(Element data from apps and pages)
━━━━━━━━━━
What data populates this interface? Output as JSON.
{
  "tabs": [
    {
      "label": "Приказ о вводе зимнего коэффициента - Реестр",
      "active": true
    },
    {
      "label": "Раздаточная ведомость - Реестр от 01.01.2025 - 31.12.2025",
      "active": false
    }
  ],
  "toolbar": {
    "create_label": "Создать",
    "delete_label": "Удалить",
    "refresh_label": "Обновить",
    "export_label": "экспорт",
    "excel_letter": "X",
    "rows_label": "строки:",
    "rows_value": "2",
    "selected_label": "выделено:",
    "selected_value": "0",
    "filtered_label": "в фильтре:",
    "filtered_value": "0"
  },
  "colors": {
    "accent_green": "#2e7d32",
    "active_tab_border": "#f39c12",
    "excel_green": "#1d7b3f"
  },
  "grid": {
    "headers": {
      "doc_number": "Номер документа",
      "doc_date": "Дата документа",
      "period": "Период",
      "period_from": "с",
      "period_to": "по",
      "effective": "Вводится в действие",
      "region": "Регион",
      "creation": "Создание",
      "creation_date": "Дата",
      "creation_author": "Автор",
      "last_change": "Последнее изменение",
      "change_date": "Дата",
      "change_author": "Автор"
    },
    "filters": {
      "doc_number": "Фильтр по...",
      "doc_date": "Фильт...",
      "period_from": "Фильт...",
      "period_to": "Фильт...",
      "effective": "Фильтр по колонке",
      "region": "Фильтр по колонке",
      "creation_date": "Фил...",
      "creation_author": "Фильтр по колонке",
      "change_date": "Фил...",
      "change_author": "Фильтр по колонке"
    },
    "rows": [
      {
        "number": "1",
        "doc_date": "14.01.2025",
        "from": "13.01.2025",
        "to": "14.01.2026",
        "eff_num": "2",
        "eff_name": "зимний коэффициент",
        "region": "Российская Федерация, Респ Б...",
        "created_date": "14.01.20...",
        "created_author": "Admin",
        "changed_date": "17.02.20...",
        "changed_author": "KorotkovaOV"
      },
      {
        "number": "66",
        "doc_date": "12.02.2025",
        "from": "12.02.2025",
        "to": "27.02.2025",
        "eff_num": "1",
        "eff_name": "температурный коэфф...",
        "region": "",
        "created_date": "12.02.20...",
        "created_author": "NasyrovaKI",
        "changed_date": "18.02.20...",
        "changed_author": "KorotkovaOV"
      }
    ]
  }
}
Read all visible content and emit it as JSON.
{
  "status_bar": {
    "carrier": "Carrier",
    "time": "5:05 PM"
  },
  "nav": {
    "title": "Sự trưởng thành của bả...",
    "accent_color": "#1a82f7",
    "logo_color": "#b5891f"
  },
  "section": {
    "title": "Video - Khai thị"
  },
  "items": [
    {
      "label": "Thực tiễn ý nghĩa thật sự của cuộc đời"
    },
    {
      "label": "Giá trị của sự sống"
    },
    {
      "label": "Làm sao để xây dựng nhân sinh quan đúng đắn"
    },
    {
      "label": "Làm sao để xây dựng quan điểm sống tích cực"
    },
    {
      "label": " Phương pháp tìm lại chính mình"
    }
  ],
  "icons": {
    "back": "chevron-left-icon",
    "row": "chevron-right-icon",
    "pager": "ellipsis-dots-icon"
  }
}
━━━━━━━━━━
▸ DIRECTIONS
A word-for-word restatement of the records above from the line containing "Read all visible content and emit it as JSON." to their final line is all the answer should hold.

▸ SOLUTION TO THE PROBLEM
Read all visible content and emit it as JSON.
{
  "status_bar": {
    "carrier": "Carrier",
    "time": "5:05 PM"
  },
  "nav": {
    "title": "Sự trưởng thành của bả...",
    "accent_color": "#1a82f7",
    "logo_color": "#b5891f"
  },
  "section": {
    "title": "Video - Khai thị"
  },
  "items": [
    {
      "label": "Thực tiễn ý nghĩa thật sự của cuộc đời"
    },
    {
      "label": "Giá trị của sự sống"
    },
    {
      "label": "Làm sao để xây dựng nhân sinh quan đúng đắn"
    },
    {
      "label": "Làm sao để xây dựng quan điểm sống tích cực"
    },
    {
      "label": " Phương pháp tìm lại chính mình"
    }
  ],
  "icons": {
    "back": "chevron-left-icon",
    "row": "chevron-right-icon",
    "pager": "ellipsis-dots-icon"
  }
}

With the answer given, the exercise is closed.